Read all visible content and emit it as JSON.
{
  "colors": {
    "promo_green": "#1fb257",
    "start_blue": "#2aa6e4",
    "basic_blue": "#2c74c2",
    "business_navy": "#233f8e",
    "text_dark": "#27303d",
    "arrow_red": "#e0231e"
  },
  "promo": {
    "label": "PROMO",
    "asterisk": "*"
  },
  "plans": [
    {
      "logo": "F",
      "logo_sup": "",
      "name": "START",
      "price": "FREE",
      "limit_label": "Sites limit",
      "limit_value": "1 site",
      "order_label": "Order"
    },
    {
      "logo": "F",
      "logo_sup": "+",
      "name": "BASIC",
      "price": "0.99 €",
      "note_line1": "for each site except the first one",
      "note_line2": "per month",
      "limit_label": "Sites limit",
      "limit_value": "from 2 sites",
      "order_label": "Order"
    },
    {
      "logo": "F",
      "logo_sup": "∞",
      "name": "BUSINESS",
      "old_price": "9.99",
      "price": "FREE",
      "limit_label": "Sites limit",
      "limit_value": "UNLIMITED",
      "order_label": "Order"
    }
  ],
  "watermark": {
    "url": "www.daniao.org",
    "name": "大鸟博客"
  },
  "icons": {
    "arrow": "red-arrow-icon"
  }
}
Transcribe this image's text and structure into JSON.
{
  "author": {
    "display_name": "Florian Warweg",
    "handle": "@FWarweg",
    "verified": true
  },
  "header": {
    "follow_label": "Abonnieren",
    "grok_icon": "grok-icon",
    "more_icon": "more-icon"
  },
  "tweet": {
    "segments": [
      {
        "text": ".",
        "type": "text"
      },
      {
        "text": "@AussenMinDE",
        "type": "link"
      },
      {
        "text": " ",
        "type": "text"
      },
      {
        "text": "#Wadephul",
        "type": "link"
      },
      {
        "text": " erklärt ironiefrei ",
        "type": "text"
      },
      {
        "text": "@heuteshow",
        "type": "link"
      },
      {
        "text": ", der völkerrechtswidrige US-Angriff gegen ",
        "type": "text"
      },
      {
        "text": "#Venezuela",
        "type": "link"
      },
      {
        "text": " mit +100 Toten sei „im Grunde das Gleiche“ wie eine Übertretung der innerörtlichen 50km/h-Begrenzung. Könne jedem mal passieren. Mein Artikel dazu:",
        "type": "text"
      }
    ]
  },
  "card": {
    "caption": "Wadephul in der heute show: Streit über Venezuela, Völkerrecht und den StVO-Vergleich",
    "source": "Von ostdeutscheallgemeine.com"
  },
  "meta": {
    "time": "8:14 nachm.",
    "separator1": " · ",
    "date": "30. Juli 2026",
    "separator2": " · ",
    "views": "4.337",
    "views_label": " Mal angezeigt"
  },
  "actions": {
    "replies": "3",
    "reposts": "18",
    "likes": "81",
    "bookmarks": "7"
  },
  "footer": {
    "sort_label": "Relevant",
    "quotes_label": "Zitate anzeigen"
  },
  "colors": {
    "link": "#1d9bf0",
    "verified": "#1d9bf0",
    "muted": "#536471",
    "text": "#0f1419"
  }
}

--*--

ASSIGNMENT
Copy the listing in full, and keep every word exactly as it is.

WRITTEN SOLUTION
Read all visible content and emit it as JSON.
{
  "colors": {
    "promo_green": "#1fb257",
    "start_blue": "#2aa6e4",
    "basic_blue": "#2c74c2",
    "business_navy": "#233f8e",
    "text_dark": "#27303d",
    "arrow_red": "#e0231e"
  },
  "promo": {
    "label": "PROMO",
    "asterisk": "*"
  },
  "plans": [
    {
      "logo": "F",
      "logo_sup": "",
      "name": "START",
      "price": "FREE",
      "limit_label": "Sites limit",
      "limit_value": "1 site",
      "order_label": "Order"
    },
    {
      "logo": "F",
      "logo_sup": "+",
      "name": "BASIC",
      "price": "0.99 €",
      "note_line1": "for each site except the first one",
      "note_line2": "per month",
      "limit_label": "Sites limit",
      "limit_value": "from 2 sites",
      "order_label": "Order"
    },
    {
      "logo": "F",
      "logo_sup": "∞",
      "name": "BUSINESS",
      "old_price": "9.99",
      "price": "FREE",
      "limit_label": "Sites limit",
      "limit_value": "UNLIMITED",
      "order_label": "Order"
    }
  ],
  "watermark": {
    "url": "www.daniao.org",
    "name": "大鸟博客"
  },
  "icons": {
    "arrow": "red-arrow-icon"
  }
}
Transcribe this image's text and structure into JSON.
{
  "author": {
    "display_name": "Florian Warweg",
    "handle": "@FWarweg",
    "verified": true
  },
  "header": {
    "follow_label": "Abonnieren",
    "grok_icon": "grok-icon",
    "more_icon": "more-icon"
  },
  "tweet": {
    "segments": [
      {
        "text": ".",
        "type": "text"
      },
      {
        "text": "@AussenMinDE",
        "type": "link"
      },
      {
        "text": " ",
        "type": "text"
      },
      {
        "text": "#Wadephul",
        "type": "link"
      },
      {
        "text": " erklärt ironiefrei ",
        "type": "text"
      },
      {
        "text": "@heuteshow",
        "type": "link"
      },
      {
        "text": ", der völkerrechtswidrige US-Angriff gegen ",
        "type": "text"
      },
      {
        "text": "#Venezuela",
        "type": "link"
      },
      {
        "text": " mit +100 Toten sei „im Grunde das Gleiche“ wie eine Übertretung der innerörtlichen 50km/h-Begrenzung. Könne jedem mal passieren. Mein Artikel dazu:",
        "type": "text"
      }
    ]
  },
  "card": {
    "caption": "Wadephul in der heute show: Streit über Venezuela, Völkerrecht und den StVO-Vergleich",
    "source": "Von ostdeutscheallgemeine.com"
  },
  "meta": {
    "time": "8:14 nachm.",
    "separator1": " · ",
    "date": "30. Juli 2026",
    "separator2": " · ",
    "views": "4.337",
    "views_label": " Mal angezeigt"
  },
  "actions": {
    "replies": "3",
    "reposts": "18",
    "likes": "81",
    "bookmarks": "7"
  },
  "footer": {
    "sort_label": "Relevant",
    "quotes_label": "Zitate anzeigen"
  },
  "colors": {
    "link": "#1d9bf0",
    "verified": "#1d9bf0",
    "muted": "#536471",
    "text": "#0f1419"
  }
}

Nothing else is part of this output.